## [Exercise goal]
Line count for "likes": give the number of lines in the records below that hold it, and nothing else.

## [Dataset extract]
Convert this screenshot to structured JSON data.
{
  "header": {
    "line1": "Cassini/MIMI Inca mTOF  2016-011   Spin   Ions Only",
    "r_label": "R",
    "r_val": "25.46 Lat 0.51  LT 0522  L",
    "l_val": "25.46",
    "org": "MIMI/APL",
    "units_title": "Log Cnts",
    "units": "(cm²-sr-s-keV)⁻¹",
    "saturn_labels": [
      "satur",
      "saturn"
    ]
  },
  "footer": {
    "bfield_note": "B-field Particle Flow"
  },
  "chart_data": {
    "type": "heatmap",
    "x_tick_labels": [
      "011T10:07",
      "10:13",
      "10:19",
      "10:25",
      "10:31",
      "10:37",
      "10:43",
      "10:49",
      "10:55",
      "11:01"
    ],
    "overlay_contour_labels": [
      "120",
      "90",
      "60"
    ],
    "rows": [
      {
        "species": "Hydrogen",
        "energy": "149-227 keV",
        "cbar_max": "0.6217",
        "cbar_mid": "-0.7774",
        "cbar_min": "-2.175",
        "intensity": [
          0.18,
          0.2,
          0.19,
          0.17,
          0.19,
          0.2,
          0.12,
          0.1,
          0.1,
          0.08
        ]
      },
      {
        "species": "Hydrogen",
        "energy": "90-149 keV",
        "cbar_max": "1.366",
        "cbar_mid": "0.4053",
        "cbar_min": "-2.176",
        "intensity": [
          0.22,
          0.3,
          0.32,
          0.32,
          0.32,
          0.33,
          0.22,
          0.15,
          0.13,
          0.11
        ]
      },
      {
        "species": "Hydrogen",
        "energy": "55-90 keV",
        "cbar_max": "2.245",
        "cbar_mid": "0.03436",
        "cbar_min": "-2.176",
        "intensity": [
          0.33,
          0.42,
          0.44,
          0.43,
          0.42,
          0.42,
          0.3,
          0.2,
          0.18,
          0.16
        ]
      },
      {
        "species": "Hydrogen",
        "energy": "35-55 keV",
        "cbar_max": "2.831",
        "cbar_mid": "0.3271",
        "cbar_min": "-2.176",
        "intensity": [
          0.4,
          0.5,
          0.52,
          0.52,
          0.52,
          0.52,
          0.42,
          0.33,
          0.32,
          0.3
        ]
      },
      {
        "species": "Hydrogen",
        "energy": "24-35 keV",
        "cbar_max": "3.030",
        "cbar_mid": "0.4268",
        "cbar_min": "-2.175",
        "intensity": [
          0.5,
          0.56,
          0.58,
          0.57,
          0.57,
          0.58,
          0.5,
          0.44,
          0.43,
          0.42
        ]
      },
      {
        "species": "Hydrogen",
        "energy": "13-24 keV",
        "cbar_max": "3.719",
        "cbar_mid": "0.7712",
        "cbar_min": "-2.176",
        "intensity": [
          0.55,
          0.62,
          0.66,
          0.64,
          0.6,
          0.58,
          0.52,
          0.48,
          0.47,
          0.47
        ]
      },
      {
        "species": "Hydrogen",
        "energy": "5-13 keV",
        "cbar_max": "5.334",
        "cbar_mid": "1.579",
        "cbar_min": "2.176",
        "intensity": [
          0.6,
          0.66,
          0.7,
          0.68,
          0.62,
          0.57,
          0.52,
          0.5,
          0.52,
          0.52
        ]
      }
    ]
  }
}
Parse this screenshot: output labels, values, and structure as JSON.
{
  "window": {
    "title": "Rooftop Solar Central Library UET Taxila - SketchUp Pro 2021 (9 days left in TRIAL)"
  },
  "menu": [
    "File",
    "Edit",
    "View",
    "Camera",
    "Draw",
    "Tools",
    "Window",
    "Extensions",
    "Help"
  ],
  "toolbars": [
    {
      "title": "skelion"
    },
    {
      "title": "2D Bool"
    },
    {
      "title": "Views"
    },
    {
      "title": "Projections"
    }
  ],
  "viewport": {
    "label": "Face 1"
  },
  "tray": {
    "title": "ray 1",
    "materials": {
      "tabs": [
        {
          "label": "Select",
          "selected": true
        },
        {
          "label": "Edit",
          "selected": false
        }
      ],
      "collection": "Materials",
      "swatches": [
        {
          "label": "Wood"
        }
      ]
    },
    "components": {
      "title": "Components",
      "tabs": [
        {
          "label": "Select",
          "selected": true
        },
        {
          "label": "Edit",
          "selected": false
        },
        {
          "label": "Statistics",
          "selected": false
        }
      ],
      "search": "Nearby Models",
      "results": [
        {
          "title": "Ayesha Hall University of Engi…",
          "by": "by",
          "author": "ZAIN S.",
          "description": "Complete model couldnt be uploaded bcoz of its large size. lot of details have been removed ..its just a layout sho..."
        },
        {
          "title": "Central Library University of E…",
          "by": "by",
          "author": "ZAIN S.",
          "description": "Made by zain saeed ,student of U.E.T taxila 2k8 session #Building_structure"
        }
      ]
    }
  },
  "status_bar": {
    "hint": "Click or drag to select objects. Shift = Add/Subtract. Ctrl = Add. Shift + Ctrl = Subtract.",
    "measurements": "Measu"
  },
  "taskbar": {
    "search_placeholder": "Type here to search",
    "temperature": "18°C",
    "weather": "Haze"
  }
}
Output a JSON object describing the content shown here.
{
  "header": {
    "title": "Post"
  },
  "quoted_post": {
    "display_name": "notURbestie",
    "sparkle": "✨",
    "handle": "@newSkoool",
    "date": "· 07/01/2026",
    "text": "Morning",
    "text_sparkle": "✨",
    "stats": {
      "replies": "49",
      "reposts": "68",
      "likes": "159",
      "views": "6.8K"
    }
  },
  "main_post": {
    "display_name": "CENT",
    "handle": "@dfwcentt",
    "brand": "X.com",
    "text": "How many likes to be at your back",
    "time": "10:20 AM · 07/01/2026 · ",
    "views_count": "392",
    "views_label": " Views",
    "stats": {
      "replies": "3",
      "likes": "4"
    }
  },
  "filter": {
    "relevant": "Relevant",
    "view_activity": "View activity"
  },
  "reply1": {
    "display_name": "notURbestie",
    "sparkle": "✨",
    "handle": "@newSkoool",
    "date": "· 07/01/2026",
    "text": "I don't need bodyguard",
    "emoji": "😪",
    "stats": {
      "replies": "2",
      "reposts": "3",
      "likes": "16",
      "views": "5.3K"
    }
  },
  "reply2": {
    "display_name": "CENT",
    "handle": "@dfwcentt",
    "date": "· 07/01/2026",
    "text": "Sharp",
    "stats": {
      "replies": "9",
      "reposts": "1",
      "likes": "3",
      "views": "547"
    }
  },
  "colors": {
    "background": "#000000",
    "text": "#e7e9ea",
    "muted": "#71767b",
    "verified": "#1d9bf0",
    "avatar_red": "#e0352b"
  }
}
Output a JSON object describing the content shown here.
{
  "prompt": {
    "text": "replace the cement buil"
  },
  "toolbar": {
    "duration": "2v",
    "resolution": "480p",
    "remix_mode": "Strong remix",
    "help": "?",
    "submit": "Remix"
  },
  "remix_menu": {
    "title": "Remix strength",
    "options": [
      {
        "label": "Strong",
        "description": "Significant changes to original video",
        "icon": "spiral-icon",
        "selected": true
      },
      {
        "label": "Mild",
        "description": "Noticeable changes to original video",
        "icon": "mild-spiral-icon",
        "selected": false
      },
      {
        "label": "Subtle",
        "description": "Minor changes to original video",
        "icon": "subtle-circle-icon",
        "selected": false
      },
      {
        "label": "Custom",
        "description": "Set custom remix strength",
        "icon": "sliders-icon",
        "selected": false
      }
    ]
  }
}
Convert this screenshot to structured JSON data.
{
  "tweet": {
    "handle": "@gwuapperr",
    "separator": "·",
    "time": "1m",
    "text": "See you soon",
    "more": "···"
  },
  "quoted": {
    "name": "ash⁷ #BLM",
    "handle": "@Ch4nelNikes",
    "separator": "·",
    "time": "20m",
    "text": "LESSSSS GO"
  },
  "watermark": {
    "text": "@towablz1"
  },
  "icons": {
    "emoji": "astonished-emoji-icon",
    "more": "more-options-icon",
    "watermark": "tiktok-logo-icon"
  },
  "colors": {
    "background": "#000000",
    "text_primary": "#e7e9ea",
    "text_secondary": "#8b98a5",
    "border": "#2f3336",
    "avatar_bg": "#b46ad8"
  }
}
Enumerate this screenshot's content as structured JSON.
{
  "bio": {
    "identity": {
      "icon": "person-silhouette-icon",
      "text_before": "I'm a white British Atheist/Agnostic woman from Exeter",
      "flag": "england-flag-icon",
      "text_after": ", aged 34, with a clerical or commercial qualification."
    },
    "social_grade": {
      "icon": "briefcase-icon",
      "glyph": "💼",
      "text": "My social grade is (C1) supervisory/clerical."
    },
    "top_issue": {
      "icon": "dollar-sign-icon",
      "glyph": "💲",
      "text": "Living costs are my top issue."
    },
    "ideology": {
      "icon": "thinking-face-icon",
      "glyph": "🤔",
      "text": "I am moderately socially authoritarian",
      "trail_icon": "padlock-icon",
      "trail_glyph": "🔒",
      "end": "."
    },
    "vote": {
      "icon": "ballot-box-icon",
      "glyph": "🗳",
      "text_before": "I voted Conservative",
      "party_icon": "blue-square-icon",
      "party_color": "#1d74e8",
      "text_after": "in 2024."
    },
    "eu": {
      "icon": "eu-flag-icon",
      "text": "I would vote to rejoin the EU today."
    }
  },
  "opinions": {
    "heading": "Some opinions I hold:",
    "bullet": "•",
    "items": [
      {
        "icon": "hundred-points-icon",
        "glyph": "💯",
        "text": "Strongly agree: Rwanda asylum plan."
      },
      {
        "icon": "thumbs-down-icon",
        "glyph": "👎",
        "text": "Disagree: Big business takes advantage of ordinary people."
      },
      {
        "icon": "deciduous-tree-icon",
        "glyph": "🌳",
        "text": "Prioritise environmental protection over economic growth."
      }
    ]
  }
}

## [Exercise answer]
5